◆ **Dataset excerpts**
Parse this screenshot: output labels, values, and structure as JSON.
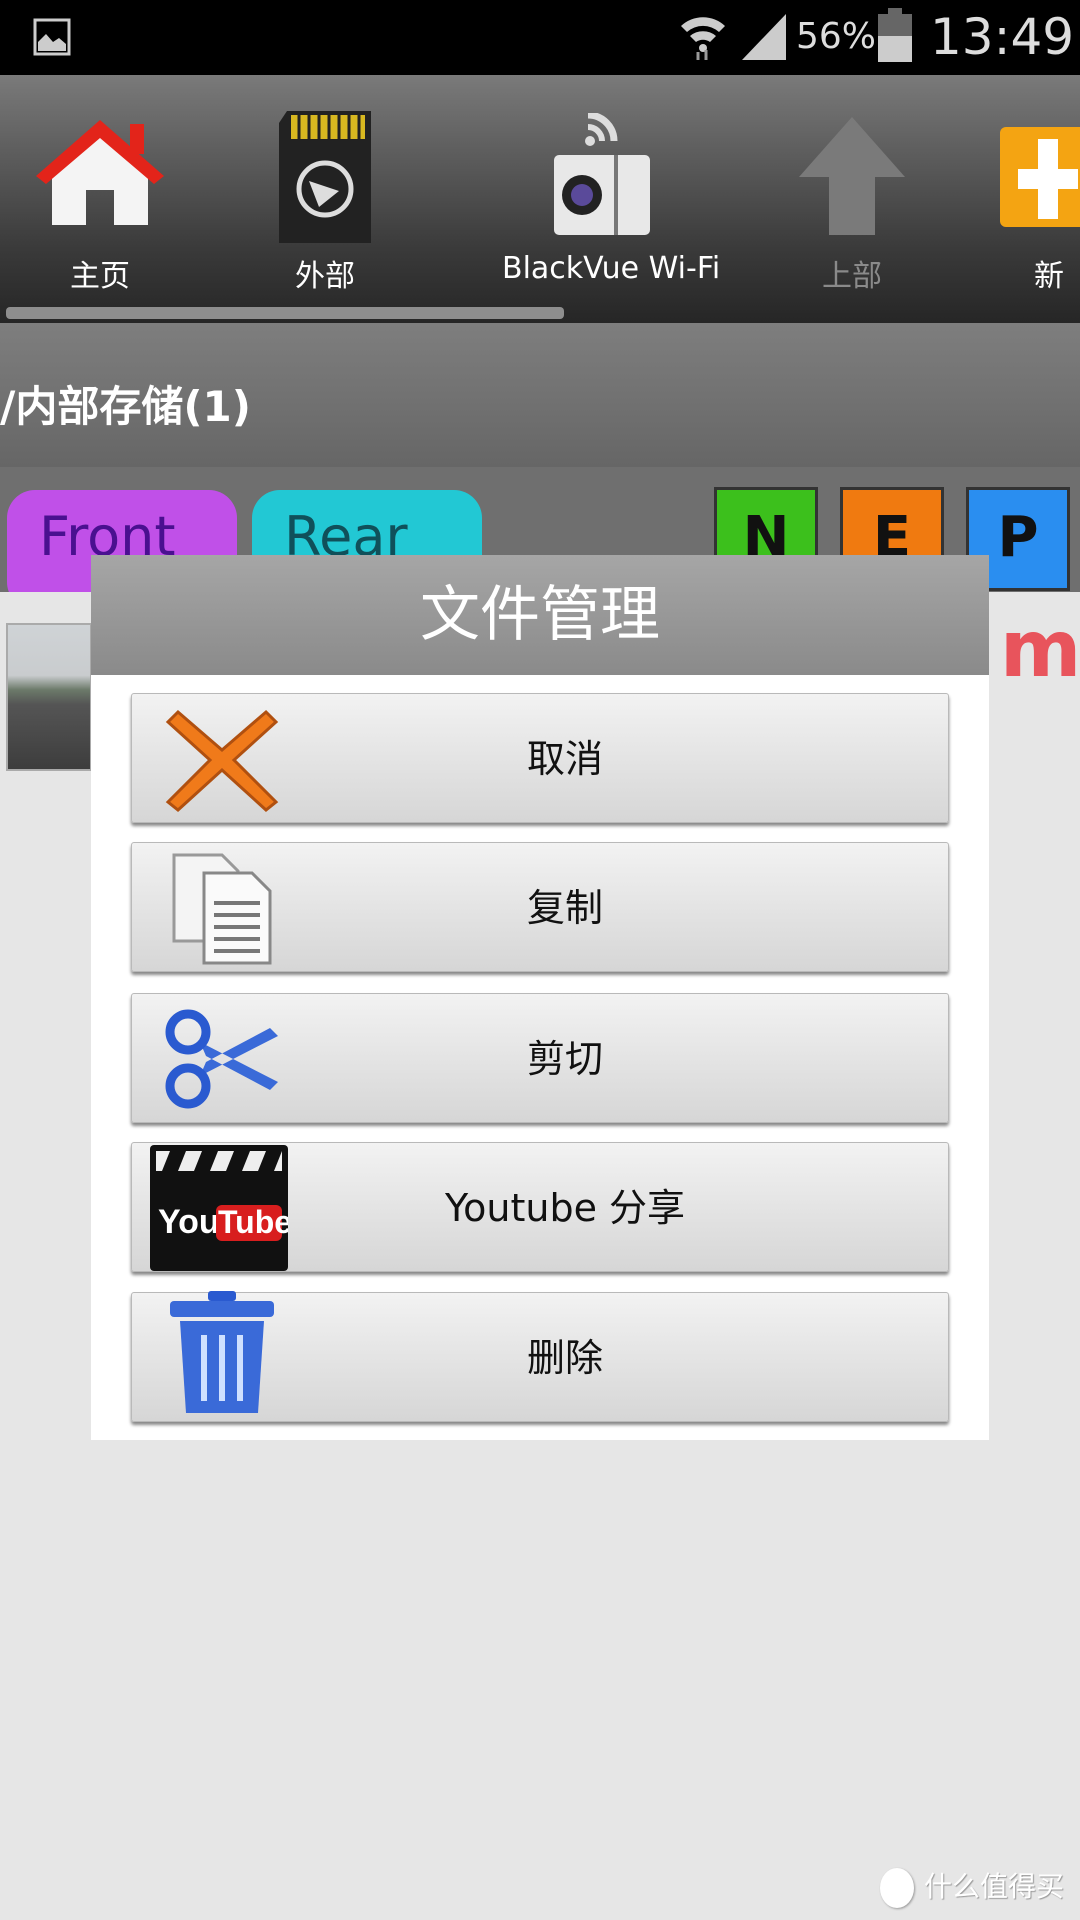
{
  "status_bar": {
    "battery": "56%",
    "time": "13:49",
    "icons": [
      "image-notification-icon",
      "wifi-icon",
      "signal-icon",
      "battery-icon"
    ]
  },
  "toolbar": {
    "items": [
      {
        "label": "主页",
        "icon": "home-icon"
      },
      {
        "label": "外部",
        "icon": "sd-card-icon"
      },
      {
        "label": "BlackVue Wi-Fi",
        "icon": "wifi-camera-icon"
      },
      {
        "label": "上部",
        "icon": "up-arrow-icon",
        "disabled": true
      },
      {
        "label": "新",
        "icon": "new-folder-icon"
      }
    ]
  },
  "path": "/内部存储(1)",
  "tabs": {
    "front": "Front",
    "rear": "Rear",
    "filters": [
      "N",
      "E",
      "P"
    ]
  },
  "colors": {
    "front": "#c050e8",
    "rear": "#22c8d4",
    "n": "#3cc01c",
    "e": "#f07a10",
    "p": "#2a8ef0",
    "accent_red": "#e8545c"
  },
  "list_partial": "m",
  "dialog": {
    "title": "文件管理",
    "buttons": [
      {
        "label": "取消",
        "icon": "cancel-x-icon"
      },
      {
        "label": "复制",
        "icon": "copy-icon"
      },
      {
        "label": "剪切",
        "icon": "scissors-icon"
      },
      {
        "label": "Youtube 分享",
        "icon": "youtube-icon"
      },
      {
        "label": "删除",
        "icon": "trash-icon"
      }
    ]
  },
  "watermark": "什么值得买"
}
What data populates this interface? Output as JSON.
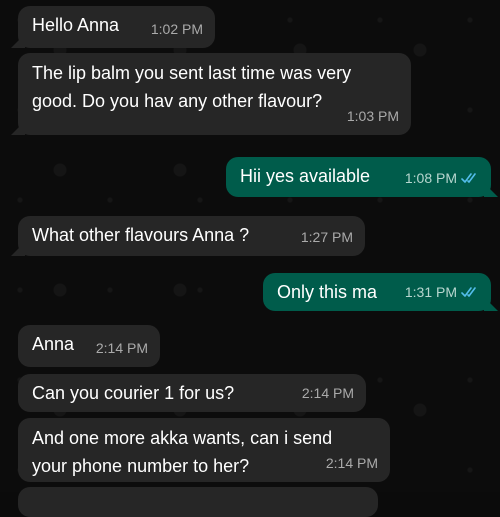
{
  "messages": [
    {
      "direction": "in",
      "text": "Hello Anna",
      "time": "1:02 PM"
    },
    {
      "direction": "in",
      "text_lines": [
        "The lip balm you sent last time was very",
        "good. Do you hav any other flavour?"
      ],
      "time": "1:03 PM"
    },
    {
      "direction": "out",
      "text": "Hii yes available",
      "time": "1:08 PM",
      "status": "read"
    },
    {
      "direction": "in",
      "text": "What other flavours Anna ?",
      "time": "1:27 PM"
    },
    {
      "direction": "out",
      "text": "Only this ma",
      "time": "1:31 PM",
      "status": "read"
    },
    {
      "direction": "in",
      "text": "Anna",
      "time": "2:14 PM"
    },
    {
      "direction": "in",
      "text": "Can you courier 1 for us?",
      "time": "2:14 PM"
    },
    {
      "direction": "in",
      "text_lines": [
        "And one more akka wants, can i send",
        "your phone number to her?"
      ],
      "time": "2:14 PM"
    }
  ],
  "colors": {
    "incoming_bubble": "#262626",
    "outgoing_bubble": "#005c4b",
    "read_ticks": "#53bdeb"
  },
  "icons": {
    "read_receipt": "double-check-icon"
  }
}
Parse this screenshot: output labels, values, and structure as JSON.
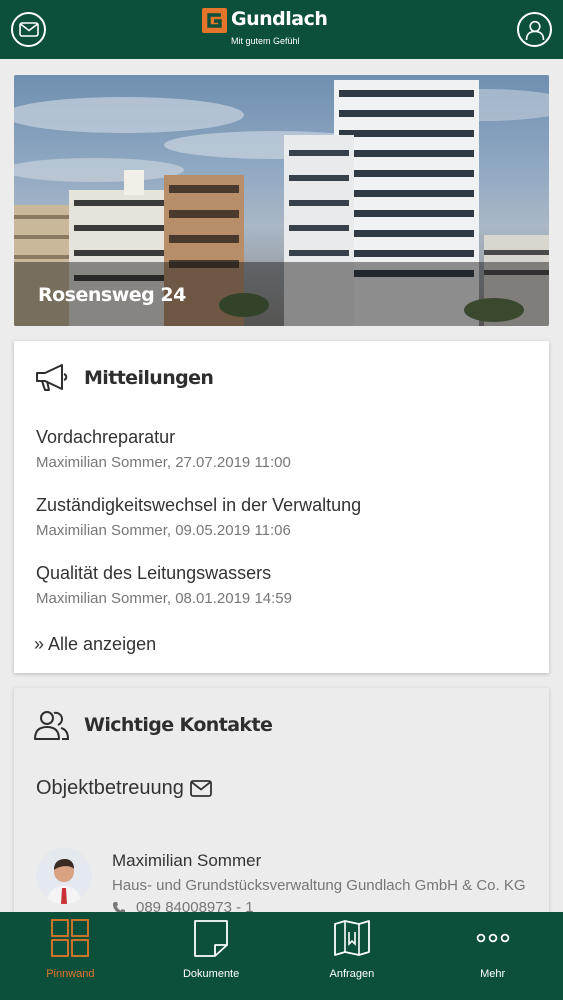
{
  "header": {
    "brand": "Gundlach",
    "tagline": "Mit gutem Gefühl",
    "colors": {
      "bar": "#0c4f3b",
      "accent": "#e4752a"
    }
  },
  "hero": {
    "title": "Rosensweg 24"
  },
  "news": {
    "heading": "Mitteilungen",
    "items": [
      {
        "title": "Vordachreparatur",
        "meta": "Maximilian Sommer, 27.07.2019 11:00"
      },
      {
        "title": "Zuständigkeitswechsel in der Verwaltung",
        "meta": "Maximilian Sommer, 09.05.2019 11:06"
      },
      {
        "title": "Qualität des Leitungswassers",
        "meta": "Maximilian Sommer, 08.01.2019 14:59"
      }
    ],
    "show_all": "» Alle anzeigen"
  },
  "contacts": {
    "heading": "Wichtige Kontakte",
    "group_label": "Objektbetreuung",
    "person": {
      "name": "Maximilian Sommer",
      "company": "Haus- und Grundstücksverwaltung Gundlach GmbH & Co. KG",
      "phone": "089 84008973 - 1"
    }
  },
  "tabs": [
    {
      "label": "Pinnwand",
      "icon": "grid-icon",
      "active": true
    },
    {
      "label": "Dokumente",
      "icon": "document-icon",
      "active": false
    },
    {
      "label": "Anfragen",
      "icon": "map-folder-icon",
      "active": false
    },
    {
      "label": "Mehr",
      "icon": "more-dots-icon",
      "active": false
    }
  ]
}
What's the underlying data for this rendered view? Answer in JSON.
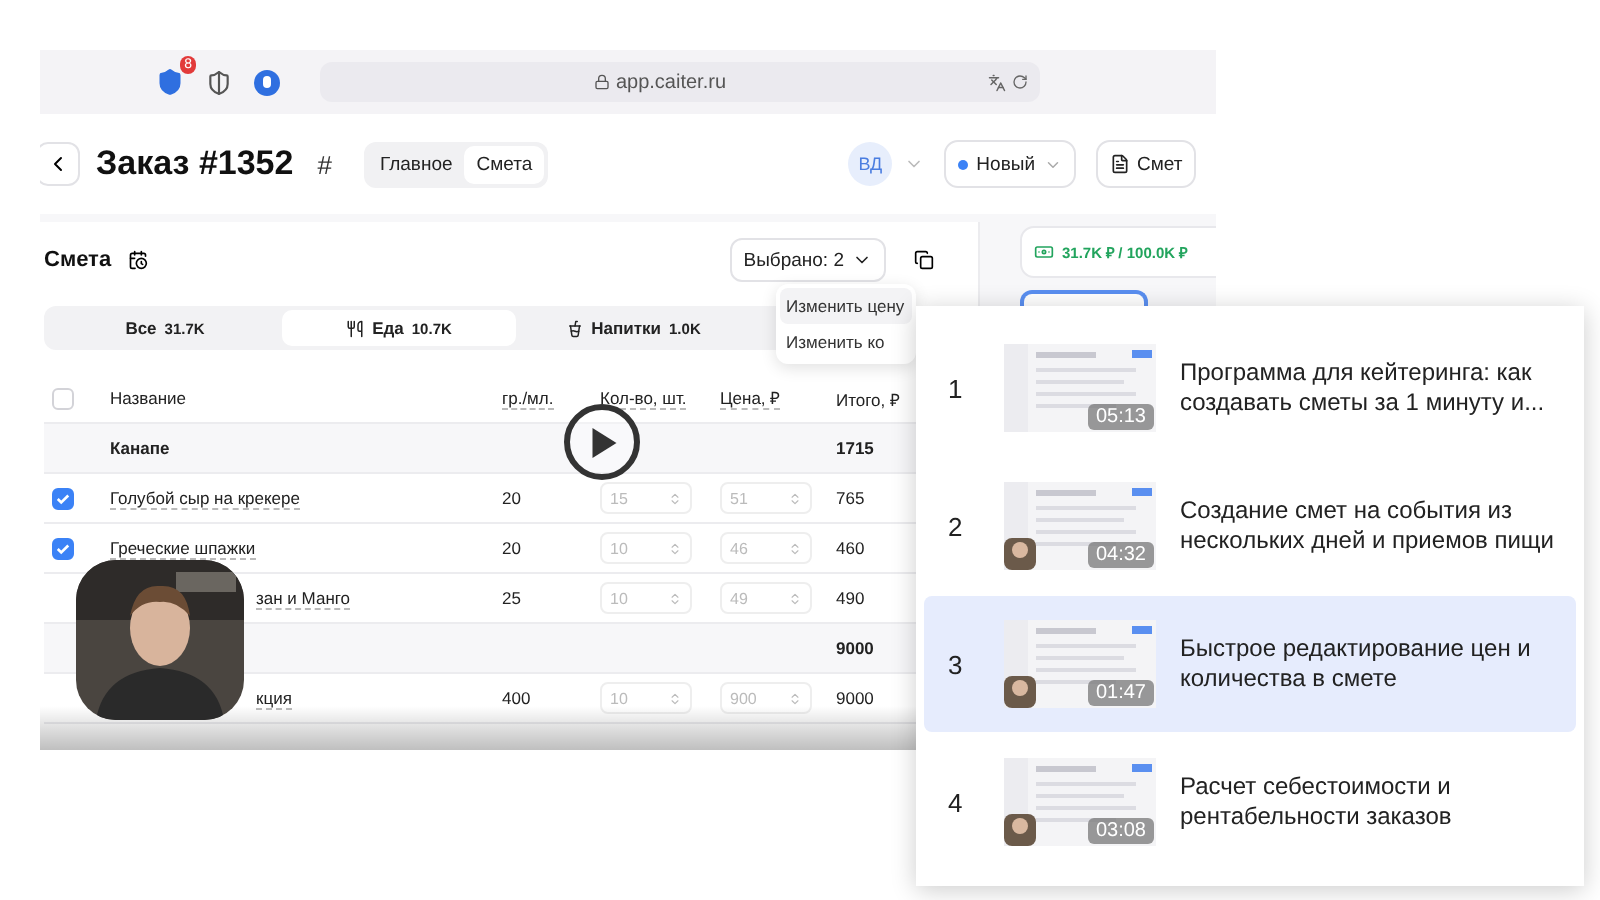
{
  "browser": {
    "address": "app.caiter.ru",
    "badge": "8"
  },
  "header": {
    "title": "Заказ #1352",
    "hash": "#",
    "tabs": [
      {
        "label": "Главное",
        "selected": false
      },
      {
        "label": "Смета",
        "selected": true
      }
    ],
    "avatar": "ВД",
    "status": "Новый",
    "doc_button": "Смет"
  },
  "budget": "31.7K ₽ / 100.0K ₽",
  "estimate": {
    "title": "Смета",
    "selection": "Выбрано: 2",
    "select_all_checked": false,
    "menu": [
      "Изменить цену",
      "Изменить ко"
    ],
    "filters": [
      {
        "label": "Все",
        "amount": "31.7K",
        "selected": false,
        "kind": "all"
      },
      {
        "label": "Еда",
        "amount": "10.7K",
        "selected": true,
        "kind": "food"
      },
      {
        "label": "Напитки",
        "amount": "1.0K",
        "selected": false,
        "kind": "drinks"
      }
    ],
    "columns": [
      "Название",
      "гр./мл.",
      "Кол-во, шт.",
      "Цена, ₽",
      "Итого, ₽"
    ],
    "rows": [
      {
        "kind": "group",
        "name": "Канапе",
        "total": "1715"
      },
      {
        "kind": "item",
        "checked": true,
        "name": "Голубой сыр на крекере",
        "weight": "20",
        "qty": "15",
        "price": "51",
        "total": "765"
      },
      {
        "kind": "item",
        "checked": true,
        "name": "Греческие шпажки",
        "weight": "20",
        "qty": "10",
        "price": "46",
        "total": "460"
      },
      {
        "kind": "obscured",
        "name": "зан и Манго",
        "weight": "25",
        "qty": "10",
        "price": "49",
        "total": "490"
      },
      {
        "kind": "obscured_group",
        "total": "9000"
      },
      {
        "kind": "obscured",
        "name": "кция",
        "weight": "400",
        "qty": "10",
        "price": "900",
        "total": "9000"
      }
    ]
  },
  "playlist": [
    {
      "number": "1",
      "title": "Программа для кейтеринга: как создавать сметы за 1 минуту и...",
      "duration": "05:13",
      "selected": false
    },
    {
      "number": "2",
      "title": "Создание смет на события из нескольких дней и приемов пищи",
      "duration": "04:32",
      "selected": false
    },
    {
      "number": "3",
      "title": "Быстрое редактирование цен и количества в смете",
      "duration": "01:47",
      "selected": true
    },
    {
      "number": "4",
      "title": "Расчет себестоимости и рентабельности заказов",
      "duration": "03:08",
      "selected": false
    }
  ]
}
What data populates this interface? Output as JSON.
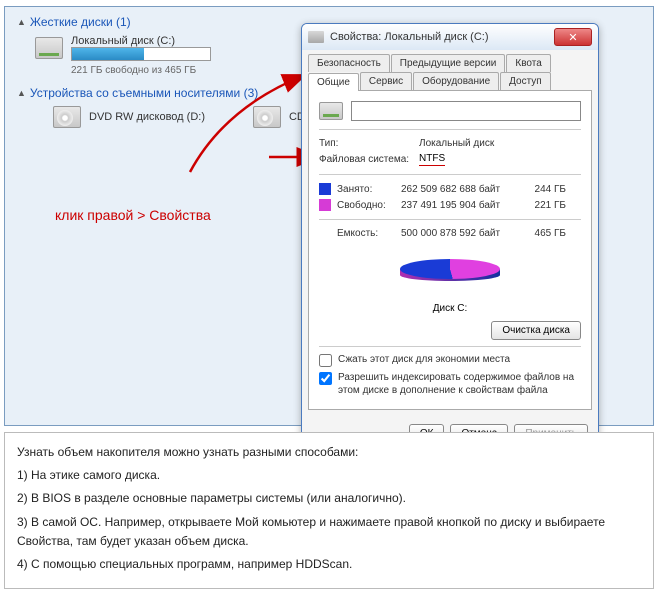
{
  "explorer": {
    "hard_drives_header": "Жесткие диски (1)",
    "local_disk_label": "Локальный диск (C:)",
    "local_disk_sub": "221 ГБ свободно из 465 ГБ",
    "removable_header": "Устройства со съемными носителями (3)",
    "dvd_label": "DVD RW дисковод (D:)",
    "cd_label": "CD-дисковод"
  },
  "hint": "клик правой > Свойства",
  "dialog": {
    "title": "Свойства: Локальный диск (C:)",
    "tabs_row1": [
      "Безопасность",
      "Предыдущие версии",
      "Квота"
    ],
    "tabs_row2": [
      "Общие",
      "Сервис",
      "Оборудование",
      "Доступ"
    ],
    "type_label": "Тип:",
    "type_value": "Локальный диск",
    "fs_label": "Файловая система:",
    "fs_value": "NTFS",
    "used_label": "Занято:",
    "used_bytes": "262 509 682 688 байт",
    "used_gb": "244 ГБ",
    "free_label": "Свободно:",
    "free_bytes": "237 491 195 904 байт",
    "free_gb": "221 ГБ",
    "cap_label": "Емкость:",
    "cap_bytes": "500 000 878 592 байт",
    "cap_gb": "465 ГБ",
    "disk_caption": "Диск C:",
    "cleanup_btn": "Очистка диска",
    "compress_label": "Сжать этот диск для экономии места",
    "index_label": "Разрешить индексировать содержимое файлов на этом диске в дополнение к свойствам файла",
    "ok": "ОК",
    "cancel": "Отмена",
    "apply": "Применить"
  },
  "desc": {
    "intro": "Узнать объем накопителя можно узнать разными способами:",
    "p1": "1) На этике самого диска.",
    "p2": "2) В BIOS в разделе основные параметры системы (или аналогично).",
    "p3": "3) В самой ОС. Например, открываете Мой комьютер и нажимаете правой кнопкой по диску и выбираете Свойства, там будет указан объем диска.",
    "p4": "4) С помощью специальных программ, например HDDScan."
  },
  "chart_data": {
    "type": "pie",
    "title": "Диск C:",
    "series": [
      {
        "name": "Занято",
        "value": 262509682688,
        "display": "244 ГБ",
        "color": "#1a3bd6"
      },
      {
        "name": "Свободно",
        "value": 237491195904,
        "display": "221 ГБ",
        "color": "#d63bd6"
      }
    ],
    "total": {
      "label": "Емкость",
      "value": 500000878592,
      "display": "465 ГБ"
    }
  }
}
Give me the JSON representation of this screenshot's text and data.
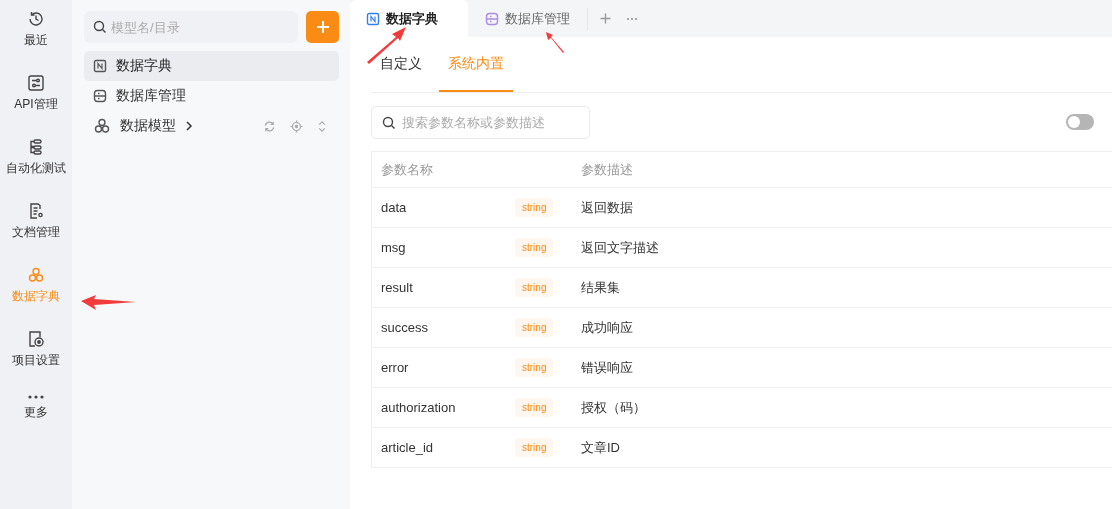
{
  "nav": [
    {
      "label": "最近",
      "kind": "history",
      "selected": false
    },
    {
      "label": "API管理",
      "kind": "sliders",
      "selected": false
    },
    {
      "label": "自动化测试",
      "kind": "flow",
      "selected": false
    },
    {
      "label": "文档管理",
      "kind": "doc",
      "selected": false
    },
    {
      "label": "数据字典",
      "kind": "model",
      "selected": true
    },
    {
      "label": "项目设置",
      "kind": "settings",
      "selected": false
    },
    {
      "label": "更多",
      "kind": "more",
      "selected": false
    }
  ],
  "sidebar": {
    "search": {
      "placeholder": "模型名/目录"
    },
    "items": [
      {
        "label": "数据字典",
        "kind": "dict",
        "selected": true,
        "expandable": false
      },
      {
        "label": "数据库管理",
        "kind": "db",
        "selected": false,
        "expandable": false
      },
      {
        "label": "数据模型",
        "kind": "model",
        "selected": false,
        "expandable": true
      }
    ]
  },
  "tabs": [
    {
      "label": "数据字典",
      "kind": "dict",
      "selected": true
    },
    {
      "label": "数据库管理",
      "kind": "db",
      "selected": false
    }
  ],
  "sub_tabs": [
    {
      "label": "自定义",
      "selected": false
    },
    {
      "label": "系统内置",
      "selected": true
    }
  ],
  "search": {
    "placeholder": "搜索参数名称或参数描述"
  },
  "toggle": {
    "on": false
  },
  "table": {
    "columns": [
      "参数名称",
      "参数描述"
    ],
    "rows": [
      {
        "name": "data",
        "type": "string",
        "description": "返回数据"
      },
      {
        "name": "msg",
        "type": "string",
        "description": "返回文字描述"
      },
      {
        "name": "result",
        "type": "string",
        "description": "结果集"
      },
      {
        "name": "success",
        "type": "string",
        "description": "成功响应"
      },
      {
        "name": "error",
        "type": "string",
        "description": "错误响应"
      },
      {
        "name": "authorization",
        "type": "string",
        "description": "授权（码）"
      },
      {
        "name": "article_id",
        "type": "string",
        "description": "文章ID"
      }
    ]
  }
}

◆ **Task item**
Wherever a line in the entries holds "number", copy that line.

◆ **Expected output**
        "your phone number to her?"
      "number": "1",
      "number": "2",
      "number": "3",
      "number": "4",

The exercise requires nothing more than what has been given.